“…touched by Beijing’s outspoken geopolitical interest in the region and tempted by the opportunity to use China as leverage against Brussels, Central and Eastern European countries failed to consider that they could make good use of some leverage against China as well. If CEE countries might be able to overcome their internal divisions and their innate passivity within the 16+1 cooperation dominated by Chinese initiatives, their foreign policy toolkit could enable them to reach better deals with China, and constrain Beijing in exploiting them at the expense of European foreign policy,” writes Dániel Hegedüs.
In Visegrad countries, decision makers prefer their historical favourites – coal and nuclear – to renewable sources and energy efficiency. The EU is now the only active and forceful agent that could help the situation, writes Ada Ámon.

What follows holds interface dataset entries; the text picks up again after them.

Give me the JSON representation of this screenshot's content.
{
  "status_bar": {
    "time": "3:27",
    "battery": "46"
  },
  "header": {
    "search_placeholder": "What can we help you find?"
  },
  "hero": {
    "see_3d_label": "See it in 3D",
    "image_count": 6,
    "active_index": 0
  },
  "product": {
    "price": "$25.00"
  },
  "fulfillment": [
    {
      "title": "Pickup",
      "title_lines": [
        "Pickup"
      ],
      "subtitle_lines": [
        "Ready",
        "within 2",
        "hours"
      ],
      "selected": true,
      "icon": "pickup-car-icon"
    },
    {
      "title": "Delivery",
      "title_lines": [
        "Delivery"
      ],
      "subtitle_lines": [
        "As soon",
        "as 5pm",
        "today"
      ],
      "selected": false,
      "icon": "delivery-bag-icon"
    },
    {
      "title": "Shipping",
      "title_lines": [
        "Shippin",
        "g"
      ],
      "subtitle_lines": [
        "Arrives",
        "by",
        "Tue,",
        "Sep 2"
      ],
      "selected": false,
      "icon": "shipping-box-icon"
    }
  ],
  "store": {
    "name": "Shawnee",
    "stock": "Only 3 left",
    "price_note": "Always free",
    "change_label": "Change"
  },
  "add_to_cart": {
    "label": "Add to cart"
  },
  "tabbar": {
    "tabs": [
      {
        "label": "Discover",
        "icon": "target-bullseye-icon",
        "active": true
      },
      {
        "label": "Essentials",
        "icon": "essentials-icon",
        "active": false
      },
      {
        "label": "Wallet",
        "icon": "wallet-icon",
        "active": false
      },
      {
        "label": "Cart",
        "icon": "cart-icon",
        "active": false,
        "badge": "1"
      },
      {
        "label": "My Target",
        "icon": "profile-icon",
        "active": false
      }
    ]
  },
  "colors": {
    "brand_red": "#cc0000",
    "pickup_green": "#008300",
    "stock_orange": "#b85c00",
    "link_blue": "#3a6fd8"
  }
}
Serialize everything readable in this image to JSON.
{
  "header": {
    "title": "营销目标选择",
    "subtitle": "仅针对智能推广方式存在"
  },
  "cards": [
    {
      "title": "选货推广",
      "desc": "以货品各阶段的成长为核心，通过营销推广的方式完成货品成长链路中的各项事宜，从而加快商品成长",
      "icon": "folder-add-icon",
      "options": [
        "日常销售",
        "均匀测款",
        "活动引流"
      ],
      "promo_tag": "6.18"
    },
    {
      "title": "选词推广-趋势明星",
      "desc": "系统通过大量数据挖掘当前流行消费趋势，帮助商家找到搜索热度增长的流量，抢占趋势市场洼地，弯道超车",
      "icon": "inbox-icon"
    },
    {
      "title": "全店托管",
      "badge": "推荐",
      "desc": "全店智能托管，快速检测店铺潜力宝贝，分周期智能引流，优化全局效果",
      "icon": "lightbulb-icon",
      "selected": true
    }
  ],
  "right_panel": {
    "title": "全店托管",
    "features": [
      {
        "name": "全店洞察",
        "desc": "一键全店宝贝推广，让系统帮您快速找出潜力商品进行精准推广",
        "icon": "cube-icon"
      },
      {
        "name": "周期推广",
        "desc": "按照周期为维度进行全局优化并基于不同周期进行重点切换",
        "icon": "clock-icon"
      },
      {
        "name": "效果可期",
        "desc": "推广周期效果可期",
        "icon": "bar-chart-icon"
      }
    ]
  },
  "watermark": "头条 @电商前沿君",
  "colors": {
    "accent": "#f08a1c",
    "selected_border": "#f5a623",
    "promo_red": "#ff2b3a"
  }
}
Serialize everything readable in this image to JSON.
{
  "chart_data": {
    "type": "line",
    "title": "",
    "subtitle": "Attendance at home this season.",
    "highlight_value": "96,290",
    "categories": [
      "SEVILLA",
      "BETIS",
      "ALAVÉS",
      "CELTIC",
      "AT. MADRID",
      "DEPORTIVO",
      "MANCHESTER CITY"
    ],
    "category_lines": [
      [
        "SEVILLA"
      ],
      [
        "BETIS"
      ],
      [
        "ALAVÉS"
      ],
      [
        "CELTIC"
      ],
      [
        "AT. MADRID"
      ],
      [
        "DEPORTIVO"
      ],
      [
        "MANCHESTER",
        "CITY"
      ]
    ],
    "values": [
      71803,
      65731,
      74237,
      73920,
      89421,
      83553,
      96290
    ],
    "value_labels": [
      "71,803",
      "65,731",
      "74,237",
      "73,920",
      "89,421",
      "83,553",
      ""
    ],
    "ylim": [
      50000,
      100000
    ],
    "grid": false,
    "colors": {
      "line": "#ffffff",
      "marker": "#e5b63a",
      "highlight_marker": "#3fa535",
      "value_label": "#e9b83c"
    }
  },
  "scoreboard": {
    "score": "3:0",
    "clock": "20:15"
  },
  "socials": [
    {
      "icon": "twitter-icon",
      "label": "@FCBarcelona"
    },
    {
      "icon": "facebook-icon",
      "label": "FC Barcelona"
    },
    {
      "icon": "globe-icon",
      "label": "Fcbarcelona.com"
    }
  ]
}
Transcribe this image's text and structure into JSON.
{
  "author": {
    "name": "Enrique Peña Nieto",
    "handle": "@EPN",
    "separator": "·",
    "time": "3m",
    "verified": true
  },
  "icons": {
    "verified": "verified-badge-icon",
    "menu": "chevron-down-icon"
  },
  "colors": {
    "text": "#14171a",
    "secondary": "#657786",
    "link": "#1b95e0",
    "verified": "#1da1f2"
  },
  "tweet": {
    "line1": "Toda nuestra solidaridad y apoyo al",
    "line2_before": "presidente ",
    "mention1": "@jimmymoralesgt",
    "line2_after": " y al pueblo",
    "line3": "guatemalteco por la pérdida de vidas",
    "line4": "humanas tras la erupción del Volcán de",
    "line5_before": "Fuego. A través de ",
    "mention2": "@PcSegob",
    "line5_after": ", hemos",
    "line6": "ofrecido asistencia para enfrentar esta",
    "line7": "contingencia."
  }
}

The key issues for the V4 as far as the next Multiannual financial framework is concerned are the amount of subsidies allocated to it to converge with the more developed parts of the EU and the idea of tying payments to rule of law-related requirements.